Q: What do I do if I have, or I think I have a learning disability?
A: If you have a history of diagnosed learning disabilities and are not receiving assistance, you should contact Student Disability Services as soon as possible to initiate the process of registering and becoming eligible for services. If you have not been diagnosed with a learning disability, visit the Student Disability Services website for information on the documentation required to become eligible for SDS services.
Q: What do I do if I have a conflict between a scheduled class and a test in another class scheduled outside of class time?
A: First, you should always check meeting times and read course descriptions for courses you intend to register for, and do your best to avoid conflicts between any class activities. But sometimes it is not possible to schedule around all conflicts. The University has a policy on conflicts between course activities and examinations that covers courses offered by all the undergraduate colleges. Read the General Exam Policies on the Registrar's website. Note: CLAS policy is that any exam given at a time other than the course's regular lecture or discussion meeting time, even when the exam time is listed on MyUI, is considered to be outside of class time.
Q: What should I do if I need to be absent from classes?
A: The first thing to do is to notify your instructors of your impending absence, find out what material you will be missing, and if it is possible for you to hand in assignments late or make up missed quizzes and examinations. Certain types of absences are excusable, such as for illness or personal or family emergencies, but you may later be required, by instructors or by the College, to provide additional documentation to validate your absence, and you may still be responsible for making up missed work, at the discretion of each individual instructor.
Q: My family has a vacation planned that requires me to leave while classes are still in session. How can I arrange to make up any work I miss?
A: The Academic Policies Handbook states that "Students should not expect instructors to make adjustments to the class attendance policy, nor to provide make-up exams, so that students can leave campus before the beginning of scheduled vacation times or the end of a semester, or to accommodate family or employment activities." Students and their families should carefully check the University calendar before making any vacation plans. Students who choose to leave campus for vacations or other non-emergency reasons will have to accept any adverse consequences that result.

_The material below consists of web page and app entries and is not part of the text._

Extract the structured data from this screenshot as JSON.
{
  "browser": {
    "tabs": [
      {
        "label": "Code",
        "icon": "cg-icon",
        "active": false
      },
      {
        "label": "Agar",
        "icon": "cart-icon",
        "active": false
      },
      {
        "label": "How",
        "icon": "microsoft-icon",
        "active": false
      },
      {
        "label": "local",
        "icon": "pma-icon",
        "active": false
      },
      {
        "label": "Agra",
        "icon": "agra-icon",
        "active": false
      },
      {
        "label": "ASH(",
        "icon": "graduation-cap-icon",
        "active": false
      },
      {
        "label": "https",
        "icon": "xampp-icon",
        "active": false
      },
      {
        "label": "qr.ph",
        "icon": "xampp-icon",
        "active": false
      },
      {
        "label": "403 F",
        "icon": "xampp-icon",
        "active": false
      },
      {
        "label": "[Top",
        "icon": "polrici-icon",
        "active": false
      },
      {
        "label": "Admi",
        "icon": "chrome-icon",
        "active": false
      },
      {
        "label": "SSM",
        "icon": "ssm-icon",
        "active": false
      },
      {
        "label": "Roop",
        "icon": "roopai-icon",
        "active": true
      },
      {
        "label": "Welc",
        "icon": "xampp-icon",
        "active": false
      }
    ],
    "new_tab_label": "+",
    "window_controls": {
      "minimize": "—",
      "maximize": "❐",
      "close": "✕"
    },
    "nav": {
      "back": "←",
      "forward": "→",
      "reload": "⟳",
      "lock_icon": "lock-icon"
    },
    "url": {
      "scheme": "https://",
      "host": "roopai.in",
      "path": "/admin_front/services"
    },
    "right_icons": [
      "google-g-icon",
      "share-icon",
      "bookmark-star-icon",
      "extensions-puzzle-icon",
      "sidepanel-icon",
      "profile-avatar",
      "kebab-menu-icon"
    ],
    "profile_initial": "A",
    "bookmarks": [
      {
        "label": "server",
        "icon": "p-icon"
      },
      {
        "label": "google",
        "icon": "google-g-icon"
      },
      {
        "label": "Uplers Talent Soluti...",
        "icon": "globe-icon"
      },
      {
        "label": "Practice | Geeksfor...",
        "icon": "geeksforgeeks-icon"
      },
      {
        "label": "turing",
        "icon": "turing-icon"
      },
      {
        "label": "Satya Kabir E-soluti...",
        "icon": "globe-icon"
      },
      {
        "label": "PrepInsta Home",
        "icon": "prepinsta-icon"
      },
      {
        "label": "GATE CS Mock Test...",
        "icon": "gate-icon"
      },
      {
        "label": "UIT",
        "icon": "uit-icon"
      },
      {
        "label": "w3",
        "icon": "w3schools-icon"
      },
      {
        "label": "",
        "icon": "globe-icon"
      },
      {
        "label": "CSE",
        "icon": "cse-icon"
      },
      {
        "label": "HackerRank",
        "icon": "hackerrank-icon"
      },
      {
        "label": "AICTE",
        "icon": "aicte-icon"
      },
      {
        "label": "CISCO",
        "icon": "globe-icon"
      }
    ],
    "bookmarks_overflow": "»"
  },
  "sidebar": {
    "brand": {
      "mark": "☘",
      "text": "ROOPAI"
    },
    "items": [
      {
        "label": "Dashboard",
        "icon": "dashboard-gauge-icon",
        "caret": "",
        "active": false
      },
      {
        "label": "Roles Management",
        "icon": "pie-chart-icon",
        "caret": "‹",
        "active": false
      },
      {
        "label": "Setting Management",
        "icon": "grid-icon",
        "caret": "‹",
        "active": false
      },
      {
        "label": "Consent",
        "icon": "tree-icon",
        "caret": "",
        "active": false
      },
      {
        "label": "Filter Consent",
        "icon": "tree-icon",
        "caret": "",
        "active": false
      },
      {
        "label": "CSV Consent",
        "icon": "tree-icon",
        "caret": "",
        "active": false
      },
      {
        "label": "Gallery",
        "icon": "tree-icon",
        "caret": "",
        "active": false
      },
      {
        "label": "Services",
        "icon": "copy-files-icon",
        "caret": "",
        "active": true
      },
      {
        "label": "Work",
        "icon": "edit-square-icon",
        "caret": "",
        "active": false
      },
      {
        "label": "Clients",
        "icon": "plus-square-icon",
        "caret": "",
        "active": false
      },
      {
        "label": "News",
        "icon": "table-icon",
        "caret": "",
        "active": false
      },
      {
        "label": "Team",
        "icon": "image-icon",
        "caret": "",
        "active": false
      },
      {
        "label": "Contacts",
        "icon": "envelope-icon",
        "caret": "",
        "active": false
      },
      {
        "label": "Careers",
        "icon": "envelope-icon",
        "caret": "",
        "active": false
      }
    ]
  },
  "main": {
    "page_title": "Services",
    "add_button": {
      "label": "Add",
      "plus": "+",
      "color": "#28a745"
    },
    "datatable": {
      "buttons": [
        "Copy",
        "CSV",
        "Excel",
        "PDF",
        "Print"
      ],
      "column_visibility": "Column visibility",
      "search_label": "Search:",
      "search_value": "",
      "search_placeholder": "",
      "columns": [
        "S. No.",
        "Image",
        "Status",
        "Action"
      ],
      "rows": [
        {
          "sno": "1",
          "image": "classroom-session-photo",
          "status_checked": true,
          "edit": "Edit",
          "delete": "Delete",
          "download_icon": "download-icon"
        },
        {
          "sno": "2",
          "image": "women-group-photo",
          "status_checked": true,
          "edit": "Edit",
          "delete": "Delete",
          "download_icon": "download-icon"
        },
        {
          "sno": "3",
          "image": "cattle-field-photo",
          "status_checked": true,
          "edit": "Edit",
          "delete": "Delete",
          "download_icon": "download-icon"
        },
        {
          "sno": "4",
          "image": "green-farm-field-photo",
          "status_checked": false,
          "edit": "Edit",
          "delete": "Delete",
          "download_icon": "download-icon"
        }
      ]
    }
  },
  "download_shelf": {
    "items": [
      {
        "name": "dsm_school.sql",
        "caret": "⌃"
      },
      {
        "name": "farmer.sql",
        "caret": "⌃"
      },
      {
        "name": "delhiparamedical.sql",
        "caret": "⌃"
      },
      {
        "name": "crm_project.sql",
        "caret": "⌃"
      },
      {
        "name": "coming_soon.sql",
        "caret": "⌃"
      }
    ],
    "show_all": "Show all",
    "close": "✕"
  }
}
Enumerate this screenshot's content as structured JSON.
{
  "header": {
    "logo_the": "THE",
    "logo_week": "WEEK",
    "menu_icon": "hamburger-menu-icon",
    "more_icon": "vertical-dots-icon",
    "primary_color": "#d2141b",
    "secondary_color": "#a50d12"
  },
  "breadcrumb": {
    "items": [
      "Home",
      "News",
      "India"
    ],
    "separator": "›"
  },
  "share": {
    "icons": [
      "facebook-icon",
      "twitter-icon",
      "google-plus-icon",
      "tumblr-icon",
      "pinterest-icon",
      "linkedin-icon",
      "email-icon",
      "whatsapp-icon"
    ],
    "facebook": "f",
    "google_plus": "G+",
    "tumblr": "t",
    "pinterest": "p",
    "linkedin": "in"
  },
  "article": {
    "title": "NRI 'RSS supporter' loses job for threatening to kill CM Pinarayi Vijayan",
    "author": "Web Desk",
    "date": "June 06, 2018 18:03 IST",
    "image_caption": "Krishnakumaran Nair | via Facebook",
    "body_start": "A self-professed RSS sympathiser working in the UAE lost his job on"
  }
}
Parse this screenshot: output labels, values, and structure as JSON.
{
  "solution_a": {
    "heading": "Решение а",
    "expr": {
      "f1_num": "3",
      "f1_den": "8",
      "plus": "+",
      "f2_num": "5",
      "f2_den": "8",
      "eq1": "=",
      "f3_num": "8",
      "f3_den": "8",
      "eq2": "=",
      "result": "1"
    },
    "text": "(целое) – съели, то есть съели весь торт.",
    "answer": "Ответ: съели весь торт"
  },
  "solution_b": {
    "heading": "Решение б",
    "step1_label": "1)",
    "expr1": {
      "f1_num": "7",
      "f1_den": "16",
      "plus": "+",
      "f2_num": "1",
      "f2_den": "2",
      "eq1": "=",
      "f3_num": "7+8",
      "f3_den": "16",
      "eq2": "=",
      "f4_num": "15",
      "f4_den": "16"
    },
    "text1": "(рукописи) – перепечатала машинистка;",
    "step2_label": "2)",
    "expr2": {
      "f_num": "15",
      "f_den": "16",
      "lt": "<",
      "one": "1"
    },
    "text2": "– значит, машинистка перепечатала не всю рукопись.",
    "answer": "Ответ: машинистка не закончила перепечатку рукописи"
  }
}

Q: What if I need to drop a class or withdraw my registration at the end of the semester because of an emergency?
A: If possible, schedule an appointment to visit CLAS Academic Programs & Student Development as soon as possible. You will be asked to write a petition for permission to drop classes or withdraw your registration after the published deadline, and to provide documentation of the situation that prevents you from completing your coursework. Changes of registration made at the end of the semester take time to appear on the record and may not be reflected in the very next grade report issued by the Registrar's Office.
Q: Where can I find information on academic dishonesty (plagiarism and cheating)?
You can find information on what kinds of activities may be identified as academic dishonesty and also how the College responds to academic dishonesty in the Code of Academic Honesty and in the Student Bill of Rights.